CCM preceded pop music into the same abyss.  It is popular for people in the music industry to criticize the 80’s.  These are often the same producer types who have been shoveling the same pile of musical s— at the public for the past two decades.  They are all style over substance.  It is more important that music reflect attitude than music.  Whenever the odd sing-able tune is released, it usually becomes a mega-hit (Arms of the Angel, Sarah McLachlan, for example and there are others), but the musical consumer is lucky to get one of the songs per album (and oddly, album sales are really in the toilet).

There are no more Chicago 17s out there, an album that produced a string of hits, and was listenable from cover to cover.  The industry needs to go back to the 80’s and reintroduce America to good music with strong melodies produced by groups that are musically superior, not just good looking.
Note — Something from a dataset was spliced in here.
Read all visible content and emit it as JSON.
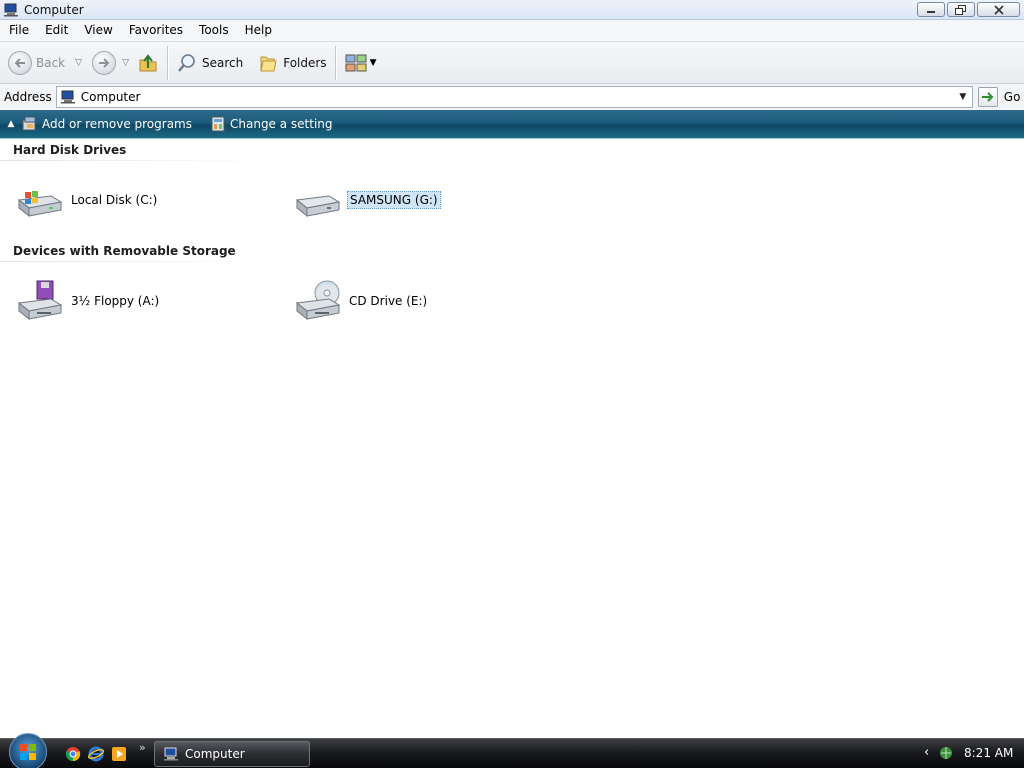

Will all of this save the music industry?  Probably not.  They have already lost a generation, and the internet is currently dealing it a death-blow, but there is still money to be made out there and creative ways to do it.  The place to start the reinvention of this industry is with the music, however, and there are artists out there already producing the music (see Ben Folds).  All industry needs to do is find them and promoted them.  Paula’s song is not terrible but it’s not that great either.  It is like anything you might hear from Britney Spears in the past few years (this would be the music that I am criticizing).  Its popularity is a reflection of the dearth of choices out there right now.  I’ve got a friend who coined a phrase a few years ago that would apply well to this situation.  I paraphrase:  “Her song is just the shiny turd in the bucket of s—.”

The popularity of American Idol and its artists show a desire from the public to hear good music, but you’ll notice that those who do well Idol, not only sing well, they choose good music.  This can be seen in the 1 billion times a season that someone talks about “song choice” on the show.